▸ **EXERCISE AIM**
Select every line below containing the word "aveva".

━━━ DATA EXTRACT ━━━

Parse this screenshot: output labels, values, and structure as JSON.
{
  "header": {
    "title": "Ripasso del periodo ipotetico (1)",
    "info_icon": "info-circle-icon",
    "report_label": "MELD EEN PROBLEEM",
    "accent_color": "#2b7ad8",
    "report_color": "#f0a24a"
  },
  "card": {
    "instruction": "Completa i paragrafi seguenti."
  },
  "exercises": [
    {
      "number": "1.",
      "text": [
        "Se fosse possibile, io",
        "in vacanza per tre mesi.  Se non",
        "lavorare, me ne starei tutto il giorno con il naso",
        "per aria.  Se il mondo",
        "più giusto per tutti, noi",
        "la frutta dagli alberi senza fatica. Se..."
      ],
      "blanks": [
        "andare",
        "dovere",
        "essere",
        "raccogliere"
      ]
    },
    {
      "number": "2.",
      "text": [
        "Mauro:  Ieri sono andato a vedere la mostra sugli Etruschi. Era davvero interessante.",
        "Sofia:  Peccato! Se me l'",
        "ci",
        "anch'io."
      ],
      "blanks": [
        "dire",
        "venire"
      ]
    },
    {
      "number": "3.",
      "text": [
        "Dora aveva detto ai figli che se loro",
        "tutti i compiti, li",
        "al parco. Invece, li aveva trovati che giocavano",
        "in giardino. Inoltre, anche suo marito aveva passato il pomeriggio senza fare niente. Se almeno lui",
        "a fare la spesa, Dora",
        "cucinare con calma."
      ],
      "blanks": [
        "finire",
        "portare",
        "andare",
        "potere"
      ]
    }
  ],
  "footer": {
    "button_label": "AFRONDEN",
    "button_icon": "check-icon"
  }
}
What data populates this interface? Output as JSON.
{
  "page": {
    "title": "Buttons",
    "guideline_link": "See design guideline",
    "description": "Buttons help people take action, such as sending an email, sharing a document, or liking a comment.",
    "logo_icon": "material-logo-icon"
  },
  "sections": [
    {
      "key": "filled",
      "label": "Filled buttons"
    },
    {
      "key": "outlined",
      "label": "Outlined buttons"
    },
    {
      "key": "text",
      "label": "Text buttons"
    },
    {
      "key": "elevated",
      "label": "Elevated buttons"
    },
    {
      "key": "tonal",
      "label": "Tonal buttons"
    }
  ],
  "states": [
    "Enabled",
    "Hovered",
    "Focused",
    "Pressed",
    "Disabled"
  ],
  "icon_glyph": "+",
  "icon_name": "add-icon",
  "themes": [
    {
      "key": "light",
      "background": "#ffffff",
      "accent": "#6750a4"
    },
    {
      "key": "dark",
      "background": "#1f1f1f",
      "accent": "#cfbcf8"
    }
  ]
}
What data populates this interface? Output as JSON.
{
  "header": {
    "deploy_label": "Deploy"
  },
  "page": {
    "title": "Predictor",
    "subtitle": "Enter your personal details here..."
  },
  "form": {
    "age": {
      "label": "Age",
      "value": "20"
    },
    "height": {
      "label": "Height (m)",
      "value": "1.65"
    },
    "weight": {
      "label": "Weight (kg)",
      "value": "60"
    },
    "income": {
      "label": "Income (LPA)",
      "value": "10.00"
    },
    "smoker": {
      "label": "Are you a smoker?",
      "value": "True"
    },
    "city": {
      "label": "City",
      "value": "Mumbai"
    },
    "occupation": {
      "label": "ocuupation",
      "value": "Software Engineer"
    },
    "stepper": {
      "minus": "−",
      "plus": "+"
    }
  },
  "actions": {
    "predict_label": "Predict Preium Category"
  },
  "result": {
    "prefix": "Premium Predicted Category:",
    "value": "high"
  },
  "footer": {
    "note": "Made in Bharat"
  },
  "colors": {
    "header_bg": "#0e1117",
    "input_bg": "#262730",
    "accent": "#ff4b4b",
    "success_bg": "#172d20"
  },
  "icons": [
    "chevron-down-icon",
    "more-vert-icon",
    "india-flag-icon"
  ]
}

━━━

▸ **TASK RESULT**
        "Dora aveva detto ai figli che se loro",
        "al parco. Invece, li aveva trovati che giocavano",
        "in giardino. Inoltre, anche suo marito aveva passato il pomeriggio senza fare niente. Se almeno lui",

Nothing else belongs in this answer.